_Data for the task_
-=-=-

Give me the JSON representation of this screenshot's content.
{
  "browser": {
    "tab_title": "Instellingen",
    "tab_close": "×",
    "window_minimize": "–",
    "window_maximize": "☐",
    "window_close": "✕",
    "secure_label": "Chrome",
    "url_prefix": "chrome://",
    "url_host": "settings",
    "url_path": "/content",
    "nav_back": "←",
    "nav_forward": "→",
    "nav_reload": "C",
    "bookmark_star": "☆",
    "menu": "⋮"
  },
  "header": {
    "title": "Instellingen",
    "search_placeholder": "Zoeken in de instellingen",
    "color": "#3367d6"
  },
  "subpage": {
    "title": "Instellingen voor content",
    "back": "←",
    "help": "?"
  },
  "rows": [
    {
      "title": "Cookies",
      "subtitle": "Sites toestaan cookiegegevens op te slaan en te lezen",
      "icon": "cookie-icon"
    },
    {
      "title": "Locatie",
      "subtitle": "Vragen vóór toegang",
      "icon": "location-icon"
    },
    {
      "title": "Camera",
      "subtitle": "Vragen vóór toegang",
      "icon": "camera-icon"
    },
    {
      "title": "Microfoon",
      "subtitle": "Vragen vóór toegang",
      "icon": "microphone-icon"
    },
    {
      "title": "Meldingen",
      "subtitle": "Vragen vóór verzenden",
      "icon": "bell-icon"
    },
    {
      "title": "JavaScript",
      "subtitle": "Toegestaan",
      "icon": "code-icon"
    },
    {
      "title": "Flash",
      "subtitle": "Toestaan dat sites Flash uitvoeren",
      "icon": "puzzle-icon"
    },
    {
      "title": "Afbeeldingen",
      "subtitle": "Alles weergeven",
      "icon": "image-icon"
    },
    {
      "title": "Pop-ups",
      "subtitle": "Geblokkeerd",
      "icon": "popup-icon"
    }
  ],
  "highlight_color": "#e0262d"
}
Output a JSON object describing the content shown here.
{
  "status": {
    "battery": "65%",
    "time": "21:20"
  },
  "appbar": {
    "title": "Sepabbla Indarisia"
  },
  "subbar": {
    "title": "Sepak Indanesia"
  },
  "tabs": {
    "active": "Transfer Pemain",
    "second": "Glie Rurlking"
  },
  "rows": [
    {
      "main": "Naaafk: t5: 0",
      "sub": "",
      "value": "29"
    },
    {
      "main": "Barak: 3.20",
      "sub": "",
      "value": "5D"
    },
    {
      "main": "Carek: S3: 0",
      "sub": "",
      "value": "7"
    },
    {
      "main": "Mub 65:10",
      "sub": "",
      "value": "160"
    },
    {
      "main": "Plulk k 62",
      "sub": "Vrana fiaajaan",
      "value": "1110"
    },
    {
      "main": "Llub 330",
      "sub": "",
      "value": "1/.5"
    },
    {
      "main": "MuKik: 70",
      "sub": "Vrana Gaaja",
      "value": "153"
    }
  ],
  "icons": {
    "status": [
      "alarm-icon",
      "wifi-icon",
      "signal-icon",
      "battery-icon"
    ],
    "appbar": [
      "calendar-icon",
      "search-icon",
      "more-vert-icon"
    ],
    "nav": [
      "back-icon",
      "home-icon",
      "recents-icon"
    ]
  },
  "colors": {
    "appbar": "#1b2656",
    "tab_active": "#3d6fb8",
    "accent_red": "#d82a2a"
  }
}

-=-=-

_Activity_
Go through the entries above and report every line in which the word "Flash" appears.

_Reply_
      "title": "Flash",
      "subtitle": "Toestaan dat sites Flash uitvoeren",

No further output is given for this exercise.